It was about the check, of course.  When I was married I wouldn't have given it a second thought.  The in-laws and my husband and I would split the check, treating the kids.  But now....geez.

Paying only for myself seemed a bit stingy to me, as that would likely leave the in-laws to pay for the kids.  Paying for everyone seemed a bit magnanimous.  Neither did I  want them to feel they had to treat the "poor widow."  So the check came and I took it and looked at Katie's mother-in-law and said, should we split it?  She looked relieved too.

Thus, the essence of a new widow's struggle.  Sally Gunning, in this story, helped me articulate this struggle so that I could make these strange and unfamiliar decisions with confidence.

Her story, of 18th century widow Lyddie, who lost her husband of 20 years to a whale boating accident has given me an honest and hopeful archetype of the widow's experience.  She crafted a story that mirrored for me some of my own conflicts in negotiating widowhood.  It also gave me much to be grateful for.

In 18th century America, it was assumed that a widow would move into the home of her eldest child, or the male heir since, legally, all of she and her husband's property now belonged to that heir.  Lyddie had just one daughter, so all of her property went to her son-in-law, on whom she became dependent for everything.

Gunning drew two traits in Lyddie, a character I grew to love and learn from.  They could, most simply be called strength and courage.  But these were much more nuanced. Self-reliance and emotional independence.

The detail of her circumstances that enraged me most was the sense of entitlement on the part of her son-in-law and other people who had business interests in her property.  As a 21st century woman, I escaped that. I have the financial independence and freedom that I always took for granted.  I no longer take it for granted.  I know many people fought hard and some gave their lives so that I could have this freedom.

But emotional independence?  Not so much.

That's why  Lyddie's story of emotional dependence and subsequent freedom is what most inspired me.

In the story, as you might expect, in rides the man on the white horse, a local attorney who had the knowledge and the means to make Lyddie's problems all go away, if she would just marry him.

Thank you Sally Gunning for creating a character in Lyddie who understood the price she would truly pay in order to live in the illusion of security.  It was clear to Lyddie, if not to everyone else, that marriage would not offer her any more independence than life with her daughter and son-in-law would offer.  Legally, her husband would own her property.

I kept thinking, Lyddie, just  marry the guy.  He's a decent guy!  He'll be good to you!  That's what we all say, right?  But, no, Lyddie discovered that she wanted to live life on her terms, regardless the cost.

Another aspect that I admired was Lyddie's fierce self-reliance.  She simply WOULD NOT accept anything from anyone that she had not worked for.  

I've always considered myself a pretty self-reliant person.  Now I realize that, in marriage, I had grown used the the give and take that living with a partner provides.  I was not self-reliant.  I got married when I was 23 years old, so I hadn't had many years in my life when I'd had to be.

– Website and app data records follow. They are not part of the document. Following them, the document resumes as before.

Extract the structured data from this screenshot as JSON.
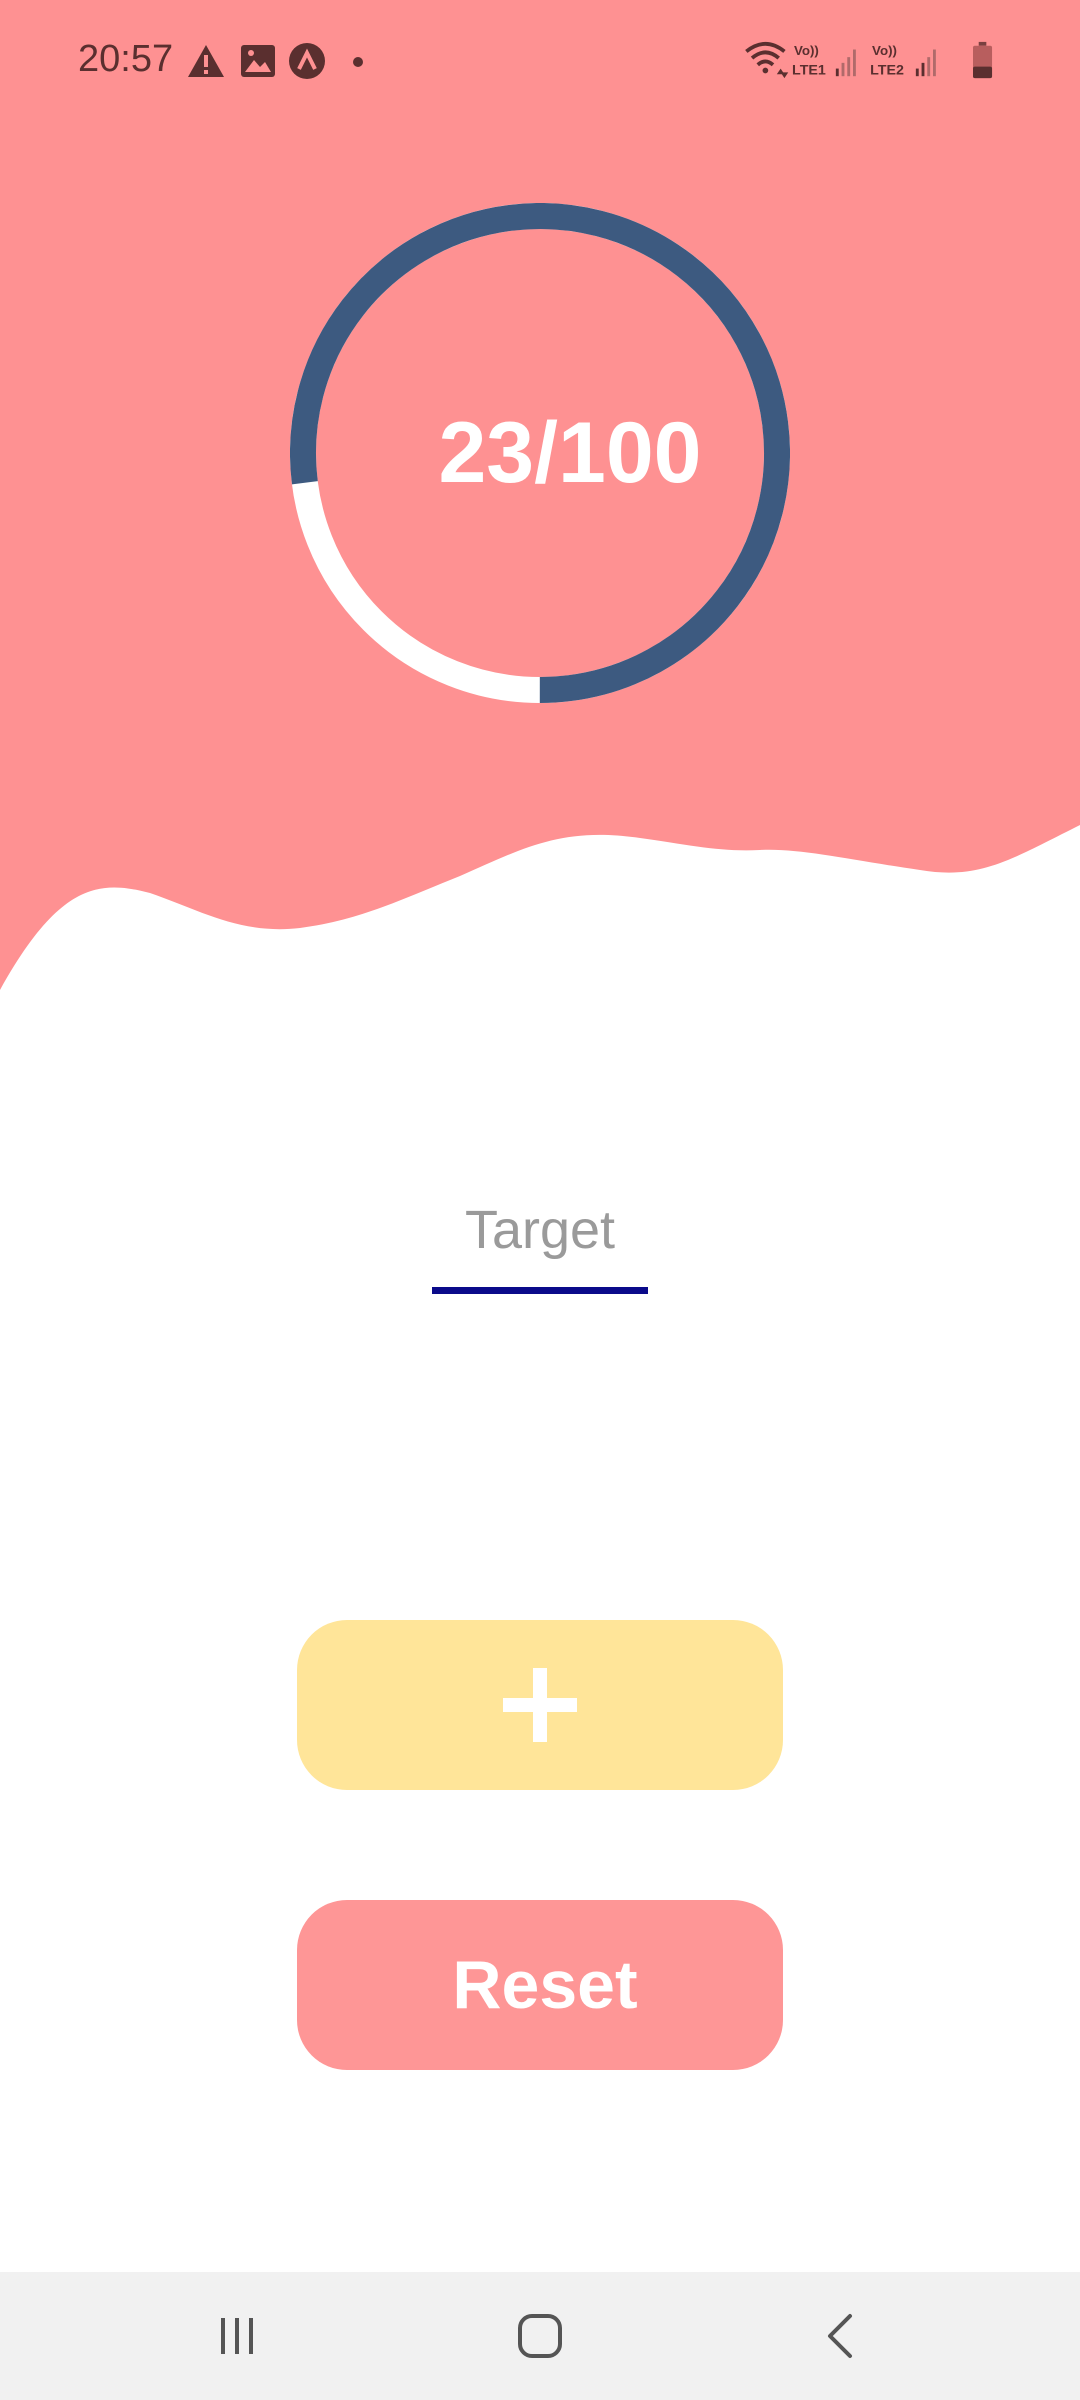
{
  "status_bar": {
    "time": "20:57",
    "left_icons": [
      "warning-icon",
      "gallery-icon",
      "app-a-icon",
      "dot-icon"
    ],
    "right_icons": [
      "wifi-icon",
      "signal-lte1-icon",
      "signal-lte2-icon",
      "battery-icon"
    ],
    "sim1_label": "LTE1",
    "sim2_label": "LTE2",
    "volte_label": "Vo))"
  },
  "counter": {
    "display": "23/100",
    "current": 23,
    "target": 100,
    "progress_fraction": 0.23
  },
  "target_input": {
    "placeholder": "Target",
    "value": ""
  },
  "buttons": {
    "add_icon": "plus-icon",
    "reset_label": "Reset"
  },
  "nav": {
    "recents_icon": "recents-icon",
    "home_icon": "home-icon",
    "back_icon": "back-icon"
  },
  "colors": {
    "header": "#fe9192",
    "ring_track": "#ffffff",
    "ring_fill": "#3d5a80",
    "input_underline": "#0a0a8a",
    "add_button": "#ffe599",
    "reset_button": "#fe9696",
    "nav_bar": "#f1f1f1"
  }
}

When Roy died, I could feel this cloying neediness creeping in.  This terror that I couldn't handle life on my own.  Lyddie and I faced that head on. Yes we did.  And we both, one baby step at a time, learned about what self-reliance looked like for us.

It's always so fun when a plot line takes a twist that delights. In the end Lyddie ended up owning her home through a series of negotiations that she worked out.  And the 'knight on the white horse' attorney rented a room from her.

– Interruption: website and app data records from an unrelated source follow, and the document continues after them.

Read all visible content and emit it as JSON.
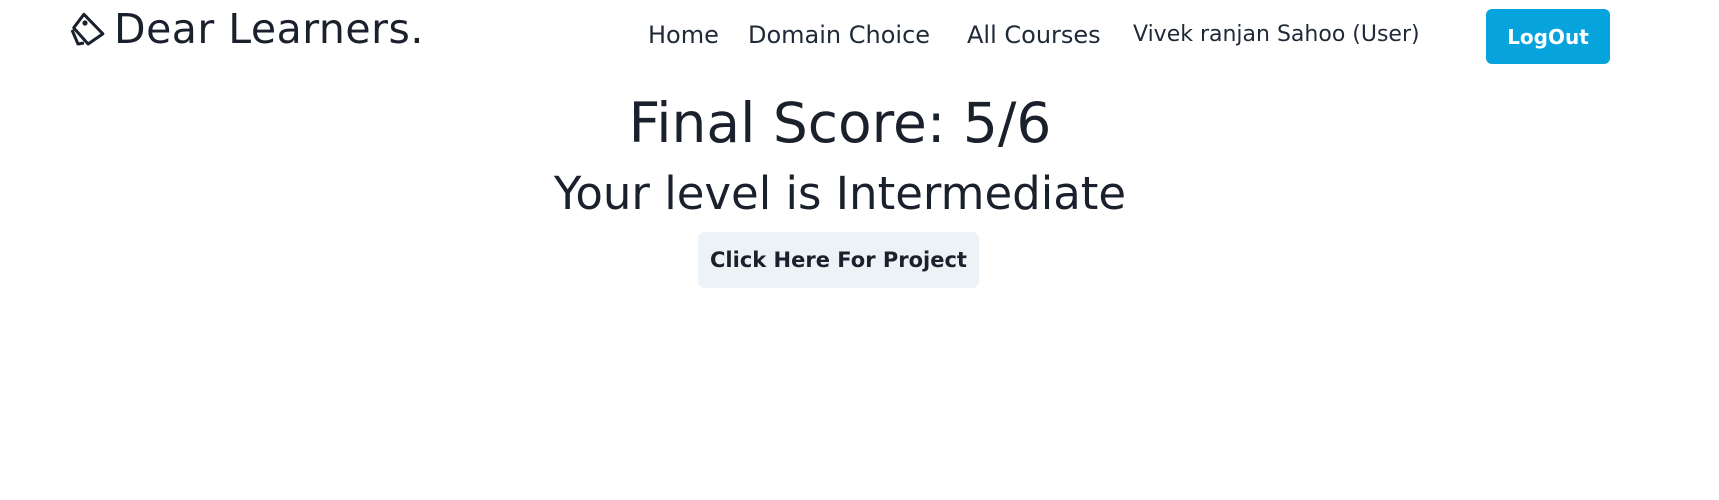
{
  "navbar": {
    "brand": {
      "icon": "tag-icon",
      "text": "Dear Learners."
    },
    "links": {
      "home": "Home",
      "domain_choice": "Domain Choice",
      "all_courses": "All Courses"
    },
    "user_label": "Vivek ranjan Sahoo (User)",
    "logout_label": "LogOut"
  },
  "main": {
    "final_score": "Final Score: 5/6",
    "level": "Your level is Intermediate",
    "project_button": "Click Here For Project"
  },
  "colors": {
    "logout_bg": "#06a3dc",
    "project_bg": "#edf2f7",
    "text": "#1a202c"
  }
}
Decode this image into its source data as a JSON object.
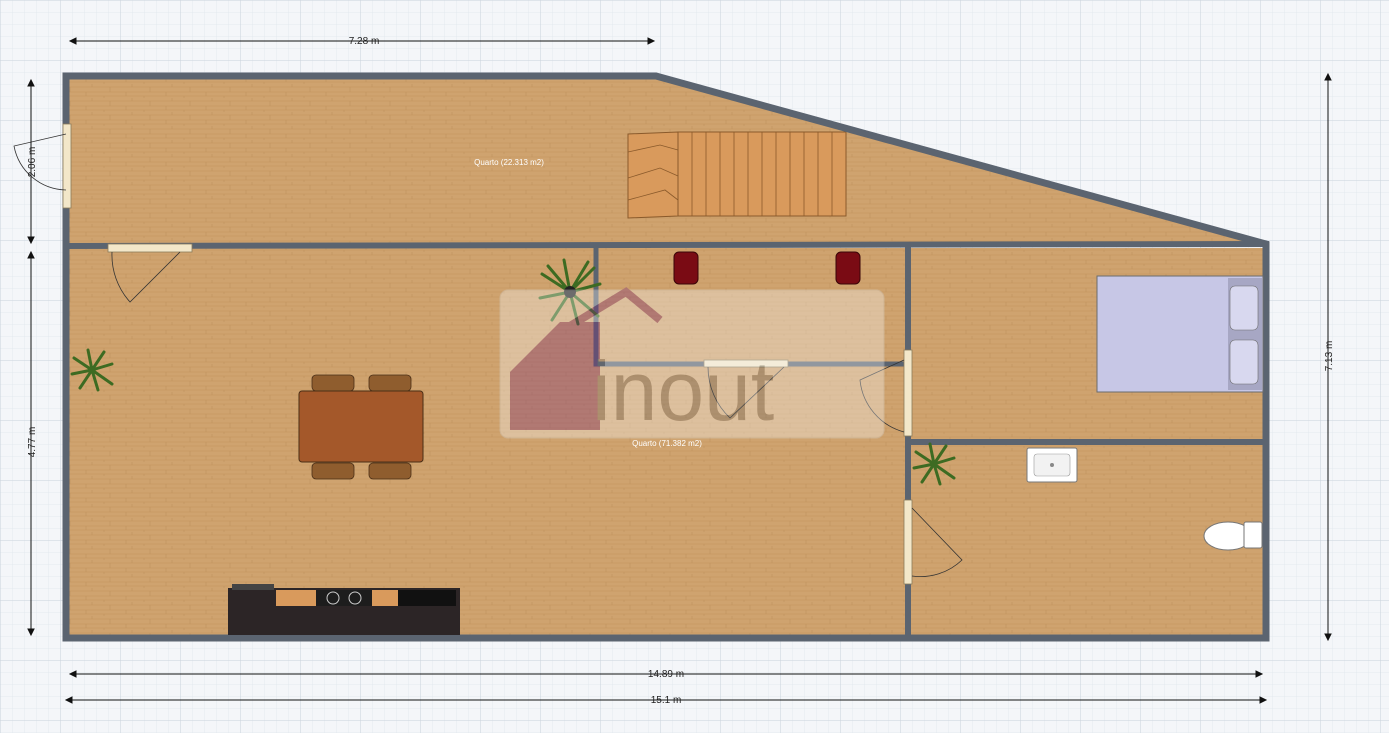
{
  "plan": {
    "rooms": [
      {
        "id": "upper",
        "label": "Quarto (22.313 m2)"
      },
      {
        "id": "lower",
        "label": "Quarto (71.382 m2)"
      }
    ],
    "dimensions": {
      "top": "7.28 m",
      "left_upper": "2.06 m",
      "left_lower": "4.77 m",
      "right": "7.13 m",
      "bottom_inner": "14.89 m",
      "bottom_outer": "15.1 m"
    },
    "watermark": "inout",
    "colors": {
      "floor": "#cfa36f",
      "wall": "#5b6470",
      "grid_bg": "#f4f6f9",
      "grid_line": "#d6dde6",
      "bed": "#c7c7e6",
      "stairs": "#d99a5c",
      "table": "#a4582a",
      "kitchen": "#2c2526",
      "red_chair": "#7a0b14"
    }
  }
}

It's true, Lyddie didn't do this by herself.  While her community wasn't much support to her, there were a few critical people who understood what she was trying to do and lent a hand. 

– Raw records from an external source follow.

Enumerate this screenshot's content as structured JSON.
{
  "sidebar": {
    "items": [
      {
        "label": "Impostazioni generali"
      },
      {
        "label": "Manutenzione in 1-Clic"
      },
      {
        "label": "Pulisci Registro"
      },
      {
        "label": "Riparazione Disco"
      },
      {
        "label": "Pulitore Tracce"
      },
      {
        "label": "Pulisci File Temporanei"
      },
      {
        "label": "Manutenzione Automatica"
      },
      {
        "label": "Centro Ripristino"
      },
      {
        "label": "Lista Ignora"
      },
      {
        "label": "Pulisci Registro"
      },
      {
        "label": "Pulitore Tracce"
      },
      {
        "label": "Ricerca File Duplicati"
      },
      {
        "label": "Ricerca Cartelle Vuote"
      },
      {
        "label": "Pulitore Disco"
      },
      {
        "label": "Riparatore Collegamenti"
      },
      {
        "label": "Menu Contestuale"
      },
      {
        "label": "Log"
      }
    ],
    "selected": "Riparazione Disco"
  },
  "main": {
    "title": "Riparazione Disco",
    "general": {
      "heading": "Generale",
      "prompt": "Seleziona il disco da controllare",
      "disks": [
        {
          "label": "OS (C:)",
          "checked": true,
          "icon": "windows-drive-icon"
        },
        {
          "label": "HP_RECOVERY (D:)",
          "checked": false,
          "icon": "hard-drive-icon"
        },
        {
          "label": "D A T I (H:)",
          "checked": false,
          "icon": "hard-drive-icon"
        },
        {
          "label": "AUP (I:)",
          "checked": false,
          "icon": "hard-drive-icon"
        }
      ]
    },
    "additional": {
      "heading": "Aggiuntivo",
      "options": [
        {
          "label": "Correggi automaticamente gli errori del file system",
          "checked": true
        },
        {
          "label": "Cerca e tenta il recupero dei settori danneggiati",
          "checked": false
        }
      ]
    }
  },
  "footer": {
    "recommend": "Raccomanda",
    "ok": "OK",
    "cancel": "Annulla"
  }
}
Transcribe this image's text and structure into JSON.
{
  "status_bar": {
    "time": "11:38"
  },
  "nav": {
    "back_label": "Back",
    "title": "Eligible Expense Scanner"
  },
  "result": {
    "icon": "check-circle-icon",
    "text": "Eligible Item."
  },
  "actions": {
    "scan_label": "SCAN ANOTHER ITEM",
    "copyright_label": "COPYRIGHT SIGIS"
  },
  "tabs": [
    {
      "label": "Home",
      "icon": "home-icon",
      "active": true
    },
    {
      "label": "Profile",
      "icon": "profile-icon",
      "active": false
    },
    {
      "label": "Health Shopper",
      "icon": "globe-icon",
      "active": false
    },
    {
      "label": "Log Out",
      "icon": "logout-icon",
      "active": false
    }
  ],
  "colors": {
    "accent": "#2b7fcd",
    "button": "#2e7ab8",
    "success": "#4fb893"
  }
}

That is God.  That is where I learned that my reliance has to be on me and God.  Like Lyddie, I have to believe in this world that I am worthy of provision and do not need to rely on others for my well-being.  And then, the others in my life, are a comfort and a joy.